Can a nation continue to enjoy political and economic predominance if its citizens refuse to grow up?
For decades, concern has been brewing about the dumbed-down popular culture available to young people and the impact it has on their futures. At the dawn of the digital age, many believed they saw a hopeful answer: The Internet, e-mail, blogs, and interactive and hyper-realistic video games promised to yield a generation of sharper, more aware, and intellectually sophisticated children. The terms “information superhighway” and “knowledge economy” entered the lexicon, and we assumed that teens would use their knowledge and understanding of technology to set themselves apart as the vanguards of this new digital era.
That was the promise. But the enlightenment didn’t happen. The technology that was supposed to make young adults more astute, diversify their tastes, and improve their verbal skills has had the opposite effect. According to recent reports, most young people in the United States do not read literature, visit museums, or vote. They cannot explain basic scientific methods, recount basic American history, name their local political representatives, or locate Iraq or Israel on a map. The Dumbest Generation is a startling examination of the intellectual life of young adults and a timely warning of its consequences for American culture and democracy.
Drawing upon exhaustive research, personal anecdotes, and historical and social analysis, Mark Bauerline presents an uncompromisingly realistic portrait of the young American mind at this critical juncture, and lays out a compelling vision of how we might address its deficiencies.
In the five or so minutes it will probably take you to read this, you will have logged roughly half the time the average 15- to 24-year-old now spends reading each day, assuming you even bother reading the entire post.
In a world where books and knowledge are at our fingertips, most people choose to avoid them at all costs, causing Mark Bauerlein, the author of The Dumbest Generation, fear for his country’s future.
The way Bauerlein says it, something disastrous has happened to America’s youth with the arrival of the instant gratification age we are currently in.
The result is a loss of knowledge, plain and simple.
Can we really blame people though?
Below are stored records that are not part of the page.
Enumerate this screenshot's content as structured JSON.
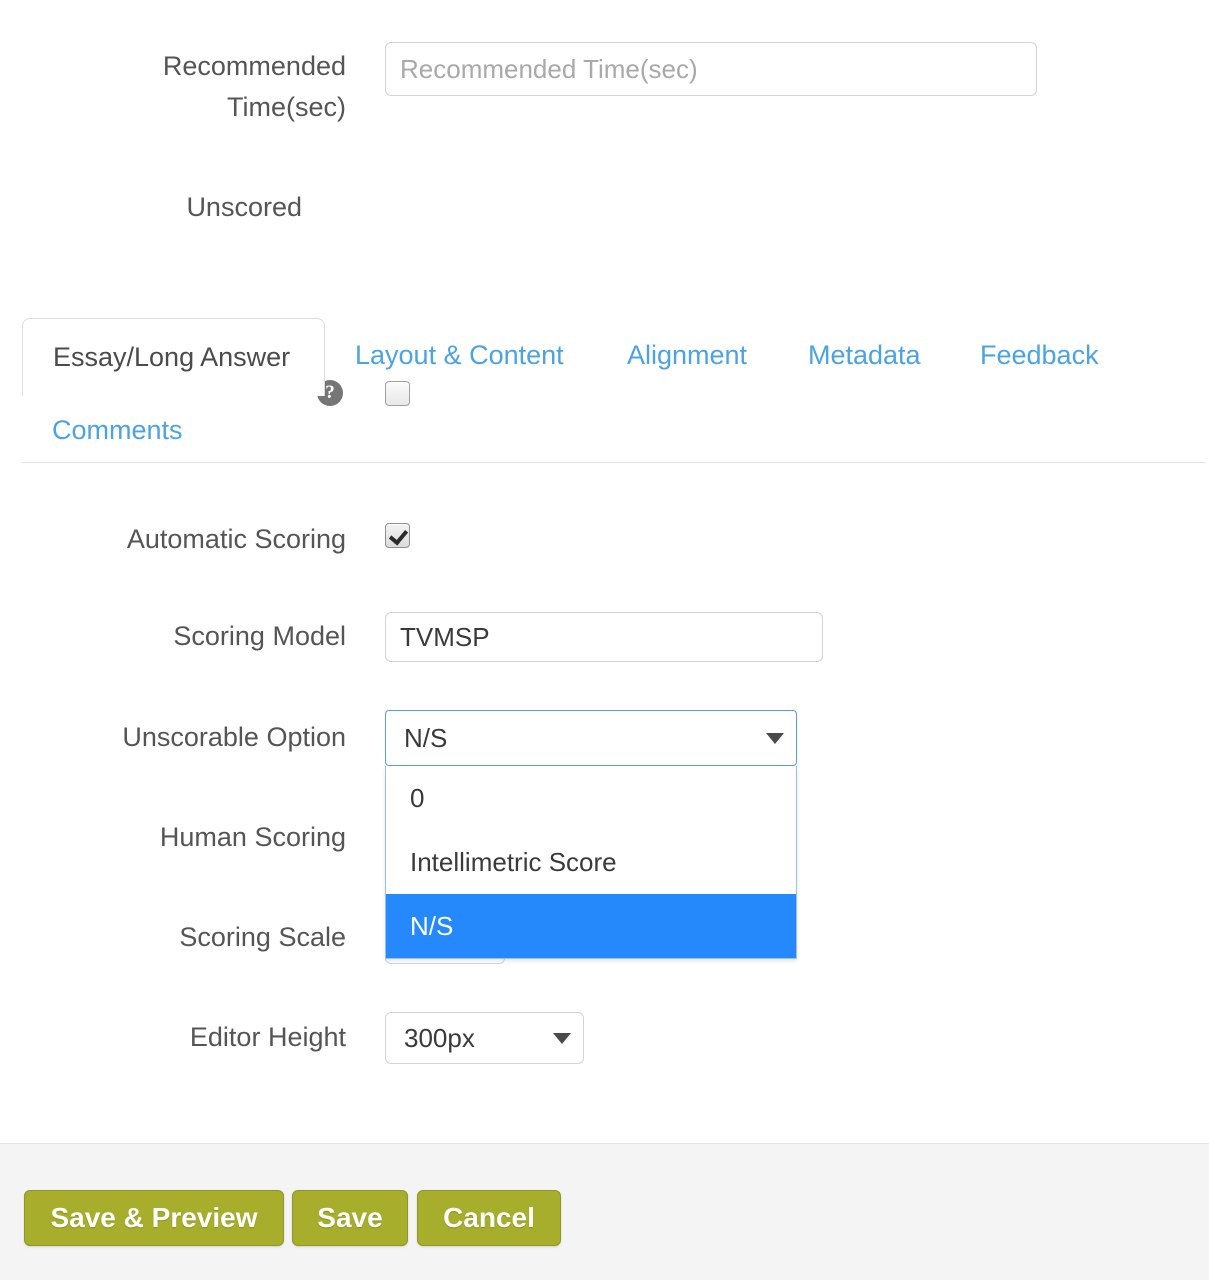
{
  "form": {
    "recommended_time": {
      "label": "Recommended\nTime(sec)",
      "placeholder": "Recommended Time(sec)",
      "value": ""
    },
    "unscored": {
      "label": "Unscored",
      "help_icon": "question-mark-icon",
      "checked": false
    }
  },
  "tabs": {
    "items": [
      {
        "label": "Essay/Long Answer",
        "active": true
      },
      {
        "label": "Layout & Content",
        "active": false
      },
      {
        "label": "Alignment",
        "active": false
      },
      {
        "label": "Metadata",
        "active": false
      },
      {
        "label": "Feedback",
        "active": false
      },
      {
        "label": "Comments",
        "active": false
      }
    ]
  },
  "panel": {
    "automatic_scoring": {
      "label": "Automatic Scoring",
      "checked": true
    },
    "scoring_model": {
      "label": "Scoring Model",
      "value": "TVMSP"
    },
    "unscorable_option": {
      "label": "Unscorable Option",
      "value": "N/S",
      "expanded": true,
      "options": [
        "0",
        "Intellimetric Score",
        "N/S"
      ],
      "selected_index": 2
    },
    "human_scoring": {
      "label": "Human Scoring"
    },
    "scoring_scale": {
      "label": "Scoring Scale"
    },
    "editor_height": {
      "label": "Editor Height",
      "value": "300px",
      "options": [
        "300px"
      ]
    }
  },
  "footer": {
    "save_preview_label": "Save & Preview",
    "save_label": "Save",
    "cancel_label": "Cancel"
  },
  "colors": {
    "accent_blue": "#2589fc",
    "link_blue": "#4ba3e3",
    "button_olive": "#a7ae2b",
    "label_gray": "#555555",
    "footer_bg": "#f4f4f4"
  }
}
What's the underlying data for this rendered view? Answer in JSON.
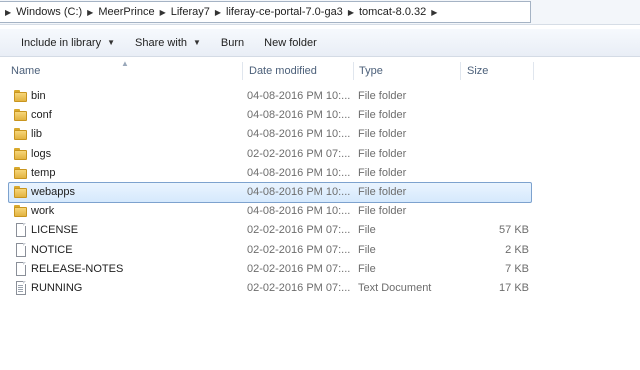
{
  "breadcrumb": [
    "Windows (C:)",
    "MeerPrince",
    "Liferay7",
    "liferay-ce-portal-7.0-ga3",
    "tomcat-8.0.32"
  ],
  "toolbar": {
    "include_library": "Include in library",
    "share_with": "Share with",
    "burn": "Burn",
    "new_folder": "New folder"
  },
  "columns": {
    "name": "Name",
    "date_modified": "Date modified",
    "type": "Type",
    "size": "Size"
  },
  "rows": [
    {
      "name": "bin",
      "date": "04-08-2016 PM 10:...",
      "type": "File folder",
      "size": "",
      "icon": "folder-icon"
    },
    {
      "name": "conf",
      "date": "04-08-2016 PM 10:...",
      "type": "File folder",
      "size": "",
      "icon": "folder-icon"
    },
    {
      "name": "lib",
      "date": "04-08-2016 PM 10:...",
      "type": "File folder",
      "size": "",
      "icon": "folder-icon"
    },
    {
      "name": "logs",
      "date": "02-02-2016 PM 07:...",
      "type": "File folder",
      "size": "",
      "icon": "folder-icon"
    },
    {
      "name": "temp",
      "date": "04-08-2016 PM 10:...",
      "type": "File folder",
      "size": "",
      "icon": "folder-icon"
    },
    {
      "name": "webapps",
      "date": "04-08-2016 PM 10:...",
      "type": "File folder",
      "size": "",
      "icon": "folder-icon",
      "selected": true
    },
    {
      "name": "work",
      "date": "04-08-2016 PM 10:...",
      "type": "File folder",
      "size": "",
      "icon": "folder-icon"
    },
    {
      "name": "LICENSE",
      "date": "02-02-2016 PM 07:...",
      "type": "File",
      "size": "57 KB",
      "icon": "file-icon"
    },
    {
      "name": "NOTICE",
      "date": "02-02-2016 PM 07:...",
      "type": "File",
      "size": "2 KB",
      "icon": "file-icon"
    },
    {
      "name": "RELEASE-NOTES",
      "date": "02-02-2016 PM 07:...",
      "type": "File",
      "size": "7 KB",
      "icon": "file-icon"
    },
    {
      "name": "RUNNING",
      "date": "02-02-2016 PM 07:...",
      "type": "Text Document",
      "size": "17 KB",
      "icon": "text-document-icon"
    }
  ],
  "colors": {
    "selection_bg": "#d5e9fd",
    "selection_border": "#7da2ce",
    "header_text": "#4c607a"
  }
}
I mean what sounds like more fun, scrolling through Instagram or Facebook and checking out your friends’ newest post, or reading a book about Medieval warfare tactics?
Most people would choose Instagram or Facebook.
When Bauerlein told an audience of college students, “You are six times more likely to know who the latest American Idol is than you are to know who the speaker of the U.S. House is,” a voice in the crowd tells him: “ ‘American Idol’ IS more important.”
Young people are a melting pot of “unimportant” knowledge. The important stuff that affects our day to day life, is information we probably don’t know. A celebrities birthday and what their favourite gemstone is? Information we probably know.
And all this feeds on itself. Increasingly disconnected from the “adult” world of tradition, culture, history, context and the ability to sit down for more than five minutes with a book, today’s digital generation is becoming insulated in its own cocoon of bad spelling, civic illiteracy and endless postings. Two-thirds of U.S. undergraduates now score above average on the Narcissistic Personality Inventory, up 30% since 1982, he reports.
Now don’t get me wrong. It’s pretty well known that with each new generation, there will be some sort of inevitable change, and with that change will come complaints from the older generation, with reminiscence from the past, and so on, repeating in a never ending cycle.
This is not necessarily a bad thing, for many reasons. When cultural norms change, art, literature, and other creative outlets become more fluid, and people respond to the spirit of the age with an intelligent and relevant civic discourse.
Within Bauerlein’s collected research, some interesting information has come to light.The fact-based, multiple-choice approach to education has hampered our ability to “think historically,” meaning young Americans have difficulties placing current events in relation to their historical contexts.
Equally, our ability to do basic math and our reading proficiency continues to drop. In a 2005 survey cited in the book, respondents aged 15-to-24 only read anything for eight minutes on a weekday and nine minutes on the weekend, while clocking hours and hours watching TV or surfing the Internet. These are just a few shockers that Bauerlein reveals, but not all of his statistical evidence points toward depressing trends.
At the same time, technology is making our IQ’s go up, and Bauerlein reveals how IQ tests have become more complex to meet our growing intelligence.
If you’re reading this blog post, you probably don’t apply to this book as much as others, but it is never the less something that worries me. How can I trust my future to a bunch of people who ate tide pods and can’t go without their phones for more than five minutes?